We heard of it in our second reading: When the goodness and loving kindness of God our Savior appeared, He saved us, not because of works done by us in righteousness - fat chance! - but according to His own mercy. He saved us by the washing in which the Holy Spirit gave us a new birth and a new life - poured out richly on us through Jesus Christ our Savior so that having been justified by faith, we might become heirs according to the hope of eternal life. For that is how He brings us into the family by Baptism and all that is His He makes over to us, even as He came among us that all that is ours - sin, death, and hell - might be made over to Him so that He could destroy them forever.
Baptism then, the right to become children of God. His birth - sinless and bringing forth holiness, life everlasting. Ours - sinful and bringing forth sin and death. He swaps them out in Baptism, and lifts us up to being children with Him, heirs of a heavenly Kingdom.
And don’t think it’s yours by birth, by decent, or by some choice of your will. All those thoughts are wiped out. It’s yours only and wholly as a gift of God. Unlooked for, unguessed. He became the child of man to make men the children of God.
And so, the Word - the Eternal Word through whom all were created - became flesh and dwelt among us. The Greek is vivid. Pitched His tent among us. Tabernacled among us. And do you see the glory then?
Back to the first reading. God pitches His tent, His tabernacle and the glory fills it. And so He came among us that His glory might be restored to us, for “all have sinned and fallen short of the glory of God.” He wants that glory to be yours. And it is yours as He pitches His tent among us. “Word made flesh the bread He taketh by His Word His flesh to be; Wine His sacred blood He maketh though the senses fail to see. Faith alone the true heart waketh to behold the mystery.” He who made you His tabernacle in Holy Baptism and gave you all that is His continues to come to you today in the Eucharist to impart His very life to you, His forgiveness, His mercy, His very self, the flesh that He received from Mother Mary and the blood that He offered up on the tree for the wiping out of your sin. And so you get to be a tabernacle of God - as the eternal Word of the Father lives in you with the promise then that your glory, hidden now, will one day shine even as His, for He is your glory. Your Jesus. Full of grace and truth. From womb to manger, from manger to cross, from tomb to the Father’s throne, coming in glory again and yet coming to you even today under the form of bread and wine. The Word made flesh.

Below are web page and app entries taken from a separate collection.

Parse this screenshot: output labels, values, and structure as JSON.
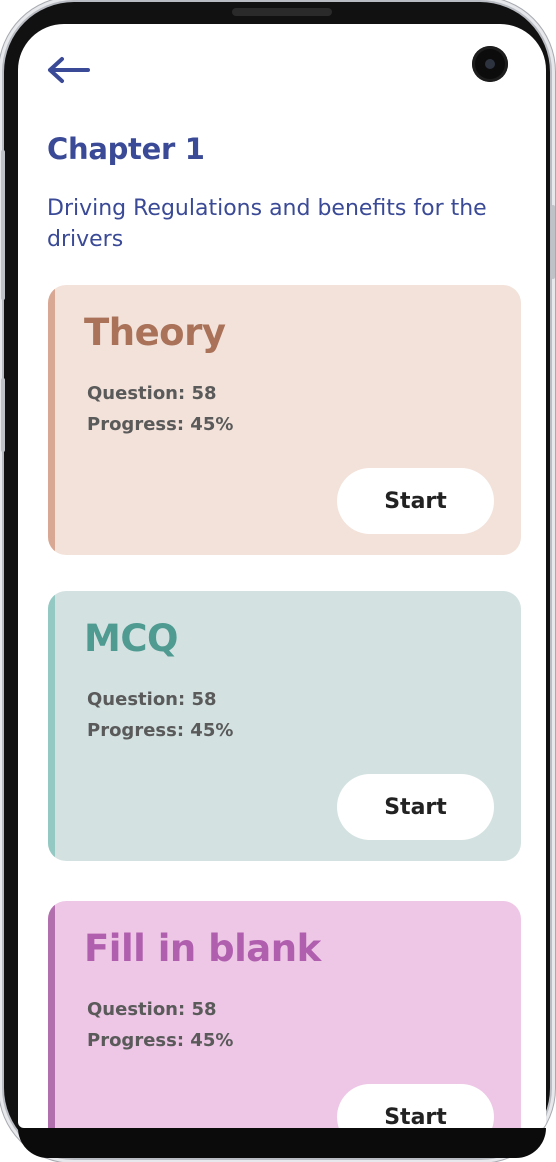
{
  "header": {
    "back_icon": "arrow-left-icon",
    "camera_icon": "front-camera-icon"
  },
  "chapter": {
    "title": "Chapter 1",
    "subtitle": "Driving Regulations and benefits for the drivers"
  },
  "cards": [
    {
      "title": "Theory",
      "question_text": "Question: 58",
      "progress_text": "Progress: 45%",
      "button_label": "Start",
      "background": "#f2e2da",
      "accent": "#d9a894",
      "title_color": "#a97259"
    },
    {
      "title": "MCQ",
      "question_text": "Question: 58",
      "progress_text": "Progress: 45%",
      "button_label": "Start",
      "background": "#d3e2e1",
      "accent": "#93c9c2",
      "title_color": "#4f9a91"
    },
    {
      "title": "Fill in blank",
      "question_text": "Question: 58",
      "progress_text": "Progress: 45%",
      "button_label": "Start",
      "background": "#eec7e6",
      "accent": "#b16fae",
      "title_color": "#b05faf"
    }
  ],
  "colors": {
    "primary": "#3a4a96",
    "stat_text": "#5a5a5a"
  }
}
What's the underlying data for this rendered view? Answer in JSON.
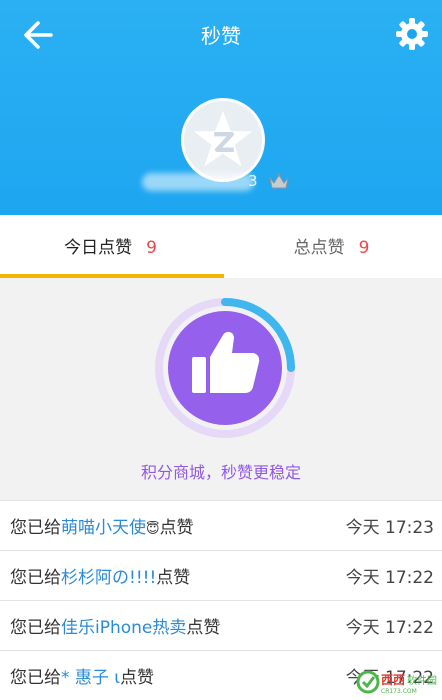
{
  "header": {
    "title": "秒赞",
    "username_visible_tail": "3"
  },
  "tabs": [
    {
      "label": "今日点赞",
      "count": "9"
    },
    {
      "label": "总点赞",
      "count": "9"
    }
  ],
  "promo_text": "积分商城，秒赞更稳定",
  "likes": [
    {
      "prefix": "您已给",
      "name": "萌喵小天使",
      "emoji": "😇",
      "suffix": "点赞",
      "time": "今天 17:23"
    },
    {
      "prefix": "您已给",
      "name": "杉杉阿の!!!!",
      "emoji": "",
      "suffix": "点赞",
      "time": "今天 17:22"
    },
    {
      "prefix": "您已给",
      "name": "佳乐iPhone热卖",
      "emoji": "",
      "suffix": "点赞",
      "time": "今天 17:22"
    },
    {
      "prefix": "您已给",
      "name": "* 惠子 ι",
      "emoji": "",
      "suffix": "点赞",
      "time": "今天 17:22"
    }
  ],
  "watermark": {
    "brand": "西西",
    "label": "软件园",
    "site": "CR173.COM"
  },
  "colors": {
    "header_blue": "#1da6f0",
    "tab_underline": "#f4b400",
    "count_red": "#f04747",
    "name_blue": "#2a8bd9",
    "promo_purple": "#9159ea"
  }
}
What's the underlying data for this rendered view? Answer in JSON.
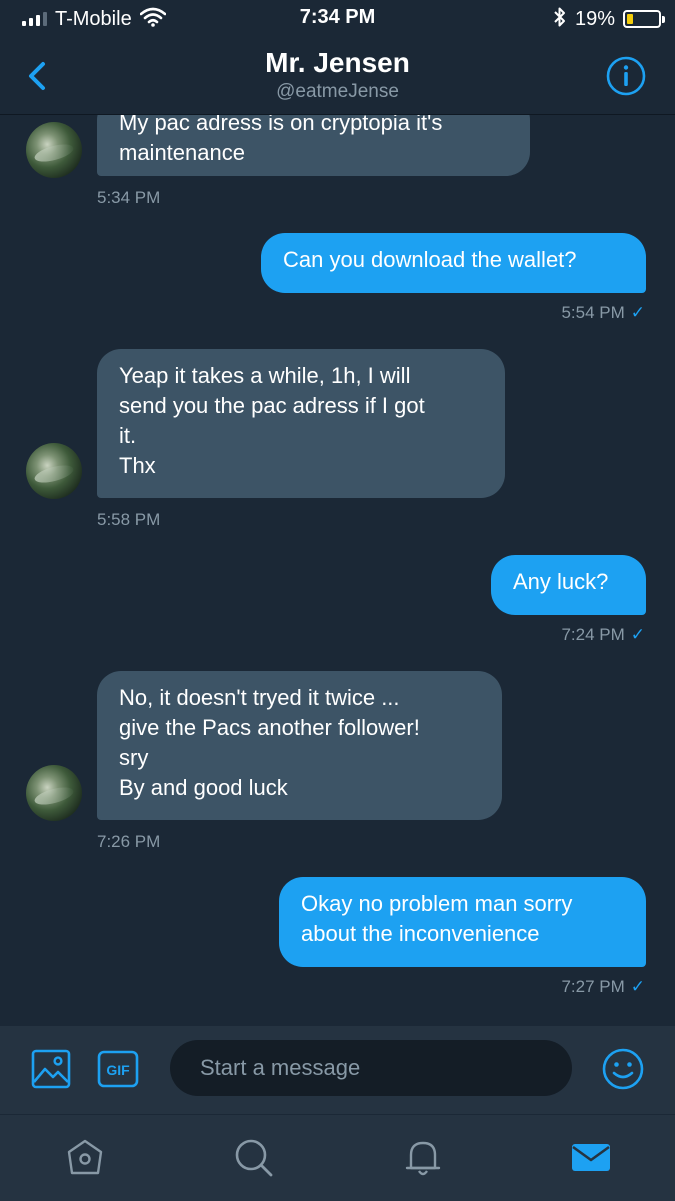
{
  "status_bar": {
    "carrier": "T-Mobile",
    "time": "7:34 PM",
    "battery_percent": "19%",
    "battery_level": 0.19,
    "signal_bars": 3,
    "signal_max": 4,
    "icons": [
      "wifi-icon",
      "bluetooth-icon",
      "battery-icon"
    ]
  },
  "header": {
    "title": "Mr. Jensen",
    "handle": "@eatmeJense",
    "back_icon": "chevron-left-icon",
    "info_icon": "info-icon",
    "accent": "#1da1f2"
  },
  "messages": [
    {
      "direction": "in",
      "text": "My pac adress is on cryptopia it's\nmaintenance",
      "time": "5:34 PM"
    },
    {
      "direction": "out",
      "text": "Can you download the wallet?",
      "time": "5:54 PM"
    },
    {
      "direction": "in",
      "text": "Yeap it takes a while, 1h, I will\nsend you the pac adress if I got\nit.\nThx",
      "time": "5:58 PM"
    },
    {
      "direction": "out",
      "text": "Any luck?",
      "time": "7:24 PM"
    },
    {
      "direction": "in",
      "text": "No, it doesn't tryed it twice ...\ngive the Pacs another follower!\nsry\nBy and good luck",
      "time": "7:26 PM"
    },
    {
      "direction": "out",
      "text": "Okay no problem man sorry\nabout the inconvenience",
      "time": "7:27 PM"
    }
  ],
  "composer": {
    "placeholder": "Start a message",
    "gif_label": "GIF",
    "photo_icon": "image-icon",
    "emoji_icon": "emoji-icon"
  },
  "tabs": [
    {
      "name": "home",
      "icon": "home-icon"
    },
    {
      "name": "search",
      "icon": "search-icon"
    },
    {
      "name": "notifications",
      "icon": "bell-icon"
    },
    {
      "name": "messages",
      "icon": "mail-icon",
      "active": true
    }
  ],
  "colors": {
    "background": "#1b2836",
    "incoming_bubble": "#3d5466",
    "outgoing_bubble": "#1da1f2",
    "bar": "#253341",
    "muted_text": "#8899a6"
  }
}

O holy child of Bethlehem,
Descend to us we pray.
Cast out our sin and enter in
Be born in us today.
We hear the Christmas angels
Their great glad tidings tell.
O come to us, abide with us,
Our Lord, Emmanuel.